Aim of the task: Exact copy required. Repeat the records, but keep the pictures out.

Interface dataset entries
★ ★ ★

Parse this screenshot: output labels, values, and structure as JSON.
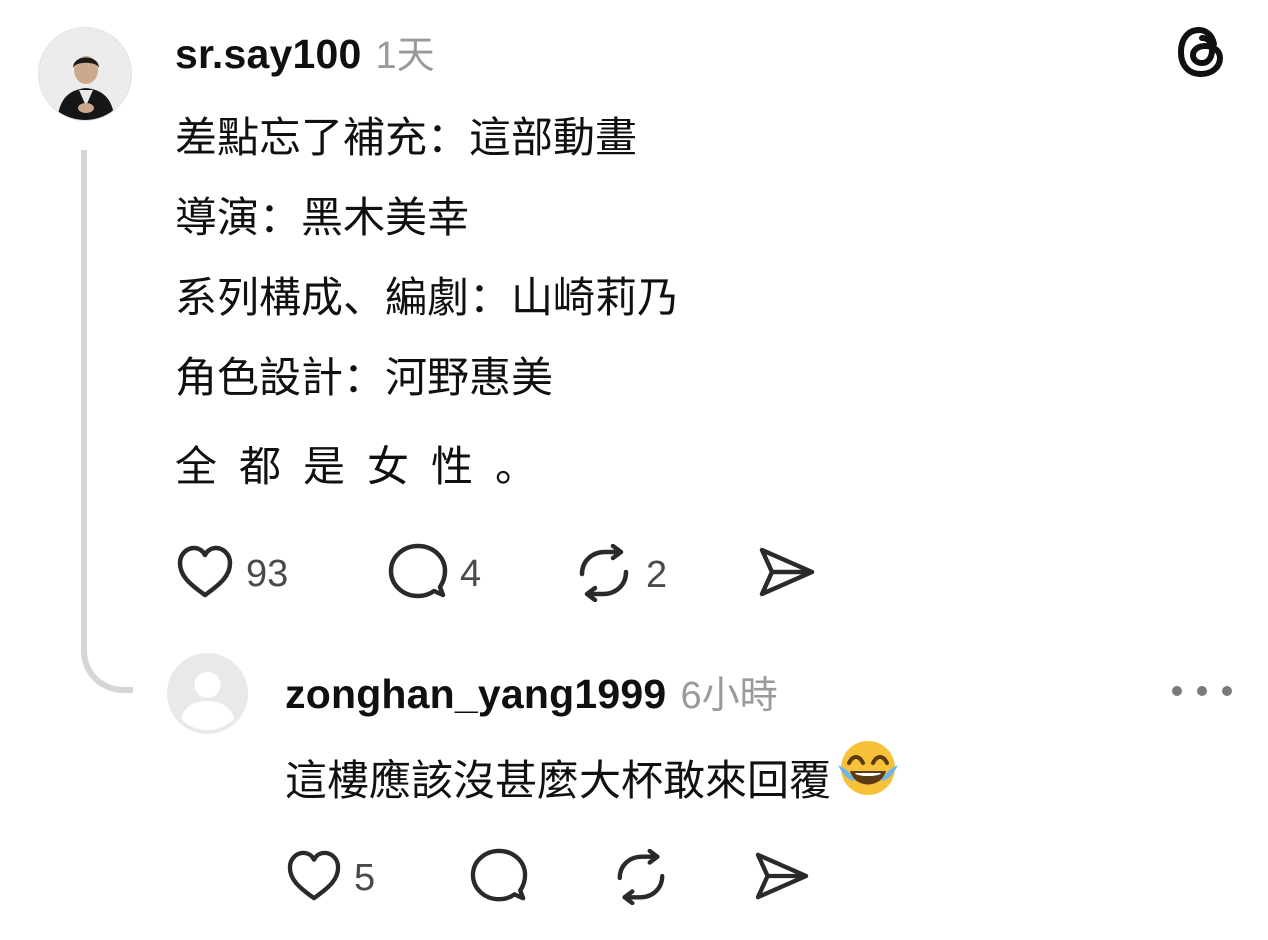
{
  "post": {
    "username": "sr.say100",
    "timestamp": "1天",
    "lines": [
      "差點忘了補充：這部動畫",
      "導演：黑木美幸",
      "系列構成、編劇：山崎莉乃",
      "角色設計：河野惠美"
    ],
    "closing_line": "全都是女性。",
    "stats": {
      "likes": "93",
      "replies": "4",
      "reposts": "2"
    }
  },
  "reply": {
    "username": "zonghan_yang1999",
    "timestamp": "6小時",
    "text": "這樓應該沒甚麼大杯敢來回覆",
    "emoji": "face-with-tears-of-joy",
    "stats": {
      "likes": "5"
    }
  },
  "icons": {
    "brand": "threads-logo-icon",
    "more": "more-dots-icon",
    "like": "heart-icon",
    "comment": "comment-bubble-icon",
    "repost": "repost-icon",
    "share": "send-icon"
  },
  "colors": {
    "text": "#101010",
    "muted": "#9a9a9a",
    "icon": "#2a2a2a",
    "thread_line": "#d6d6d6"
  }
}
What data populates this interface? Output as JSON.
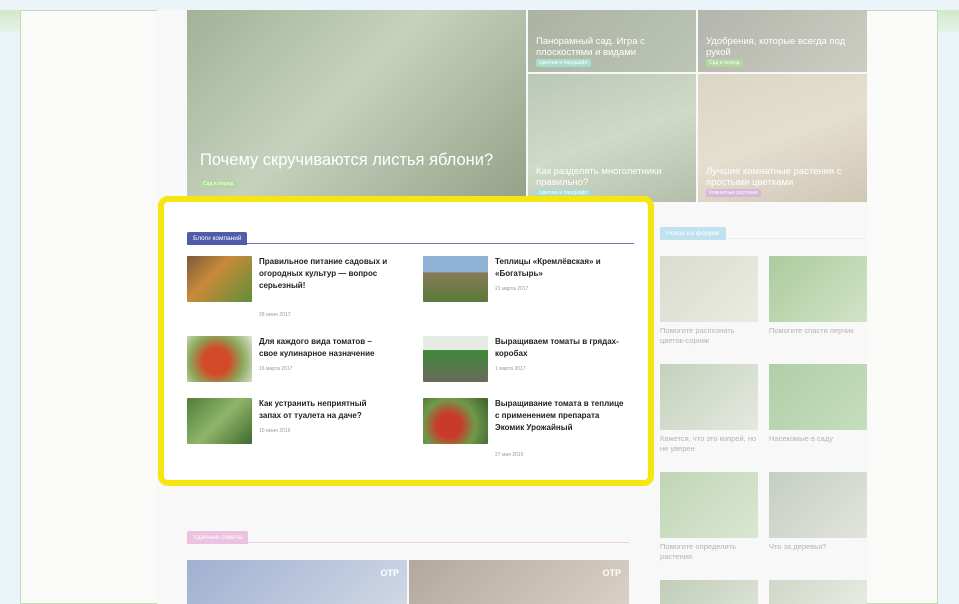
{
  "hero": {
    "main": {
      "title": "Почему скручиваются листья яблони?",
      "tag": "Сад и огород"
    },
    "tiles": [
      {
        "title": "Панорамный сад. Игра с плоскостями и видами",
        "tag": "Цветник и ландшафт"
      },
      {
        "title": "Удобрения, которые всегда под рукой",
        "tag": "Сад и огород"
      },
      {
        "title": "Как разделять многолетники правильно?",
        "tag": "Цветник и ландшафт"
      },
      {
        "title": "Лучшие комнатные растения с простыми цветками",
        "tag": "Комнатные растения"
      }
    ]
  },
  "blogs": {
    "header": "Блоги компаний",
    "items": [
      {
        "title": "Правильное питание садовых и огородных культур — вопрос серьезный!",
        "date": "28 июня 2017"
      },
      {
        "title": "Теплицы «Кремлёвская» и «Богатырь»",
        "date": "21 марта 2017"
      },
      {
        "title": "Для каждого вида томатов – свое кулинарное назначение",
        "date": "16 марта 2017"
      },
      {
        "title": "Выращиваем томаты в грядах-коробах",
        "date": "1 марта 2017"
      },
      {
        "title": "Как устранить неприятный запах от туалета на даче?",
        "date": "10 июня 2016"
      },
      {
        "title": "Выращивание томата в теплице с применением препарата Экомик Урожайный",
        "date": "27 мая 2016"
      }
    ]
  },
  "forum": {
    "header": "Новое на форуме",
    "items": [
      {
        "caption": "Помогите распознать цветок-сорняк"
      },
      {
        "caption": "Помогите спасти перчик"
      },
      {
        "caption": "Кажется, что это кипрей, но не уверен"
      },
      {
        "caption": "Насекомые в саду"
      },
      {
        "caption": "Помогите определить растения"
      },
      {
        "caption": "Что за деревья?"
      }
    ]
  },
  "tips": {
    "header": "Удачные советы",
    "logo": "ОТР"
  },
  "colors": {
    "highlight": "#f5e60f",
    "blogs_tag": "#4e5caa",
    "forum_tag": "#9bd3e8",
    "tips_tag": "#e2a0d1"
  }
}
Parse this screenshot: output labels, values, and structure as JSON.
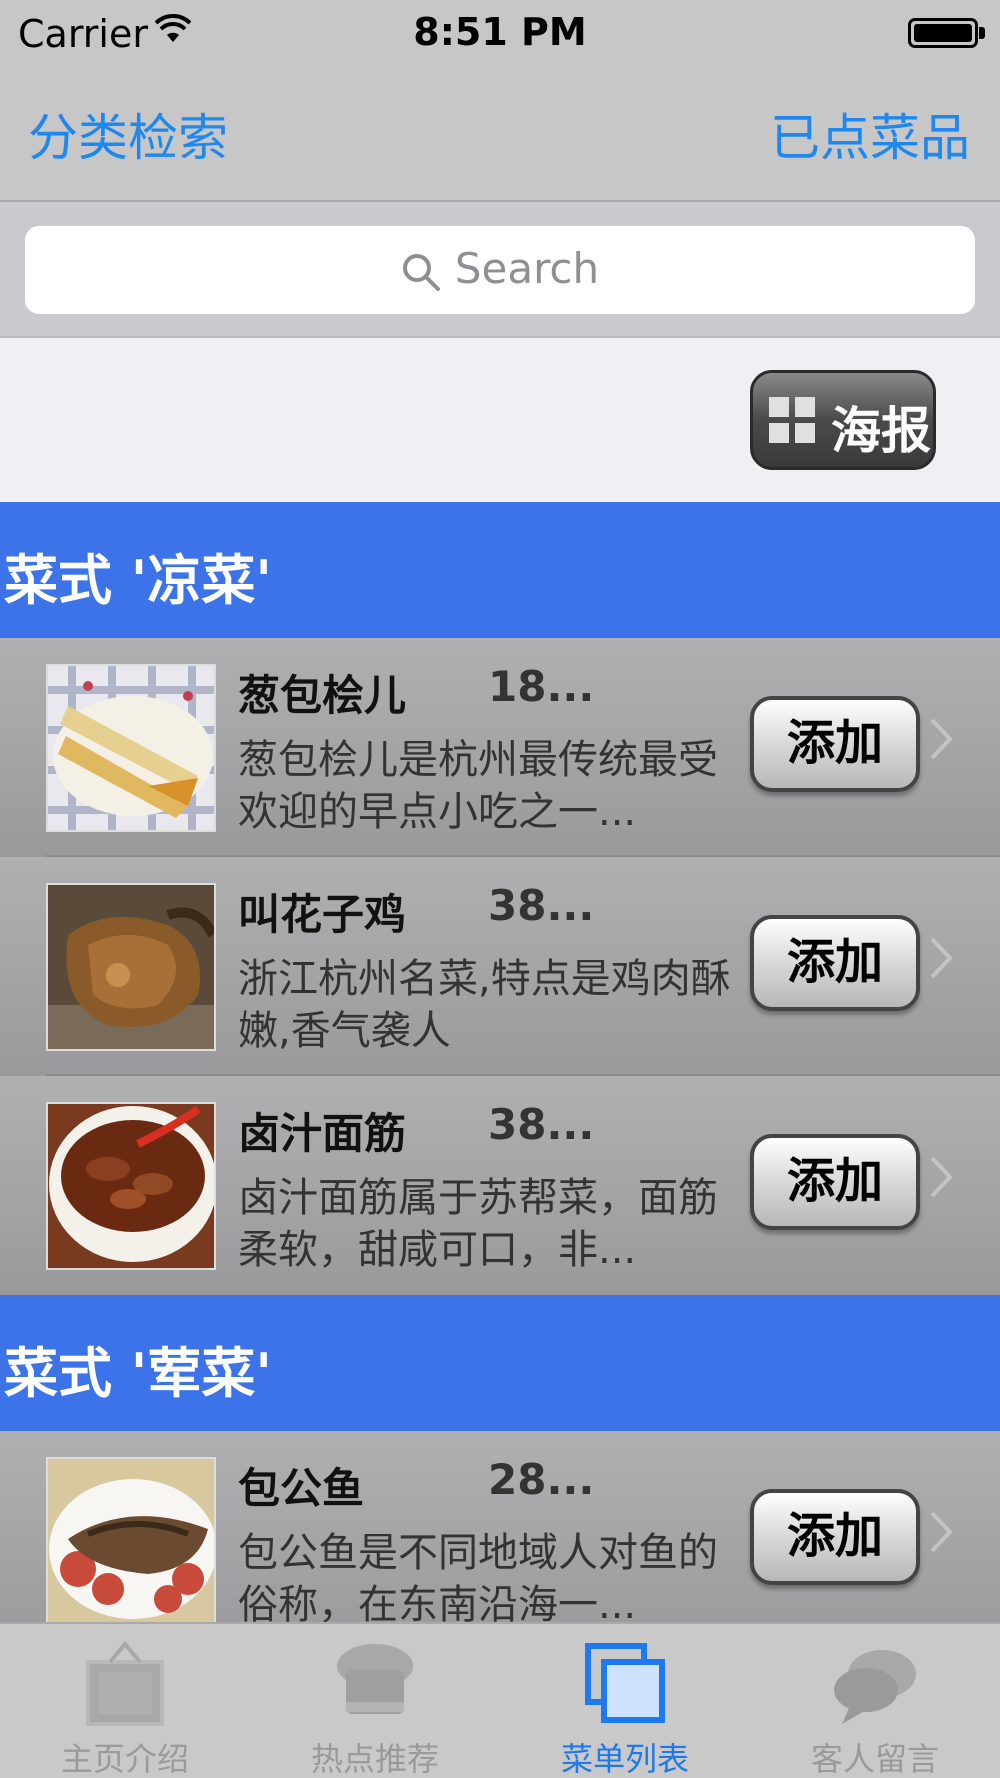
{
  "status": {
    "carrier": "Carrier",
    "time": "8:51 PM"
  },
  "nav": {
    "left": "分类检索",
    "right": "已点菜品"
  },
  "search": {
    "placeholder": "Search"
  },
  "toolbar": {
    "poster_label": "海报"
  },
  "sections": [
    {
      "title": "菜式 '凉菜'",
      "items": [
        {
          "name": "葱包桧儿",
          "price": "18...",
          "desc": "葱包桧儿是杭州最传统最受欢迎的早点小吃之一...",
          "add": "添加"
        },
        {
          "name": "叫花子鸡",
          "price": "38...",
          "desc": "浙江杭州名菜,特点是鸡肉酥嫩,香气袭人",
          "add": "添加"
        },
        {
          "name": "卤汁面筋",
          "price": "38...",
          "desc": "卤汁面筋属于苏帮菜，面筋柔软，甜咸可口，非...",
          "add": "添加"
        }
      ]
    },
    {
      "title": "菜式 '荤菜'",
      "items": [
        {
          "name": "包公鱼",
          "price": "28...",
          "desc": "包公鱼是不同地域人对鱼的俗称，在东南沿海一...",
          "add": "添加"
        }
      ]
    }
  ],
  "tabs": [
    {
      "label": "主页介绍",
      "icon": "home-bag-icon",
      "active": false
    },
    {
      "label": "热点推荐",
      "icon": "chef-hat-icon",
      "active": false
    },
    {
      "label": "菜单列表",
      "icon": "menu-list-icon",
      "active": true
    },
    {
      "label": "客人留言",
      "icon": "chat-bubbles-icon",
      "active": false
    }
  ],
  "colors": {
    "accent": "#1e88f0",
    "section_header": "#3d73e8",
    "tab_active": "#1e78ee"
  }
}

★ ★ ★

Written solution:
Parse this screenshot: output labels, values, and structure as JSON.
{
  "post": {
    "username": "sr.say100",
    "timestamp": "1天",
    "lines": [
      "差點忘了補充：這部動畫",
      "導演：黑木美幸",
      "系列構成、編劇：山崎莉乃",
      "角色設計：河野惠美"
    ],
    "closing_line": "全都是女性。",
    "stats": {
      "likes": "93",
      "replies": "4",
      "reposts": "2"
    }
  },
  "reply": {
    "username": "zonghan_yang1999",
    "timestamp": "6小時",
    "text": "這樓應該沒甚麼大杯敢來回覆",
    "emoji": "face-with-tears-of-joy",
    "stats": {
      "likes": "5"
    }
  },
  "icons": {
    "brand": "threads-logo-icon",
    "more": "more-dots-icon",
    "like": "heart-icon",
    "comment": "comment-bubble-icon",
    "repost": "repost-icon",
    "share": "send-icon"
  },
  "colors": {
    "text": "#101010",
    "muted": "#9a9a9a",
    "icon": "#2a2a2a",
    "thread_line": "#d6d6d6"
  }
}
What data populates this interface? Output as JSON.
{
  "hero": {
    "main": {
      "title": "Почему скручиваются листья яблони?",
      "tag": "Сад и огород"
    },
    "tiles": [
      {
        "title": "Панорамный сад. Игра с плоскостями и видами",
        "tag": "Цветник и ландшафт"
      },
      {
        "title": "Удобрения, которые всегда под рукой",
        "tag": "Сад и огород"
      },
      {
        "title": "Как разделять многолетники правильно?",
        "tag": "Цветник и ландшафт"
      },
      {
        "title": "Лучшие комнатные растения с простыми цветками",
        "tag": "Комнатные растения"
      }
    ]
  },
  "blogs": {
    "header": "Блоги компаний",
    "items": [
      {
        "title": "Правильное питание садовых и огородных культур — вопрос серьезный!",
        "date": "28 июня 2017"
      },
      {
        "title": "Теплицы «Кремлёвская» и «Богатырь»",
        "date": "21 марта 2017"
      },
      {
        "title": "Для каждого вида томатов – свое кулинарное назначение",
        "date": "16 марта 2017"
      },
      {
        "title": "Выращиваем томаты в грядах-коробах",
        "date": "1 марта 2017"
      },
      {
        "title": "Как устранить неприятный запах от туалета на даче?",
        "date": "10 июня 2016"
      },
      {
        "title": "Выращивание томата в теплице с применением препарата Экомик Урожайный",
        "date": "27 мая 2016"
      }
    ]
  },
  "forum": {
    "header": "Новое на форуме",
    "items": [
      {
        "caption": "Помогите распознать цветок-сорняк"
      },
      {
        "caption": "Помогите спасти перчик"
      },
      {
        "caption": "Кажется, что это кипрей, но не уверен"
      },
      {
        "caption": "Насекомые в саду"
      },
      {
        "caption": "Помогите определить растения"
      },
      {
        "caption": "Что за деревья?"
      }
    ]
  },
  "tips": {
    "header": "Удачные советы",
    "logo": "ОТР"
  },
  "colors": {
    "highlight": "#f5e60f",
    "blogs_tag": "#4e5caa",
    "forum_tag": "#9bd3e8",
    "tips_tag": "#e2a0d1"
  }
}
Parse this screenshot: output labels, values, and structure as JSON.
{
  "status": {
    "carrier": "Carrier",
    "time": "8:51 PM"
  },
  "nav": {
    "left": "分类检索",
    "right": "已点菜品"
  },
  "search": {
    "placeholder": "Search"
  },
  "toolbar": {
    "poster_label": "海报"
  },
  "sections": [
    {
      "title": "菜式 '凉菜'",
      "items": [
        {
          "name": "葱包桧儿",
          "price": "18...",
          "desc": "葱包桧儿是杭州最传统最受欢迎的早点小吃之一...",
          "add": "添加"
        },
        {
          "name": "叫花子鸡",
          "price": "38...",
          "desc": "浙江杭州名菜,特点是鸡肉酥嫩,香气袭人",
          "add": "添加"
        },
        {
          "name": "卤汁面筋",
          "price": "38...",
          "desc": "卤汁面筋属于苏帮菜，面筋柔软，甜咸可口，非...",
          "add": "添加"
        }
      ]
    },
    {
      "title": "菜式 '荤菜'",
      "items": [
        {
          "name": "包公鱼",
          "price": "28...",
          "desc": "包公鱼是不同地域人对鱼的俗称，在东南沿海一...",
          "add": "添加"
        }
      ]
    }
  ],
  "tabs": [
    {
      "label": "主页介绍",
      "icon": "home-bag-icon",
      "active": false
    },
    {
      "label": "热点推荐",
      "icon": "chef-hat-icon",
      "active": false
    },
    {
      "label": "菜单列表",
      "icon": "menu-list-icon",
      "active": true
    },
    {
      "label": "客人留言",
      "icon": "chat-bubbles-icon",
      "active": false
    }
  ],
  "colors": {
    "accent": "#1e88f0",
    "section_header": "#3d73e8",
    "tab_active": "#1e78ee"
  }
}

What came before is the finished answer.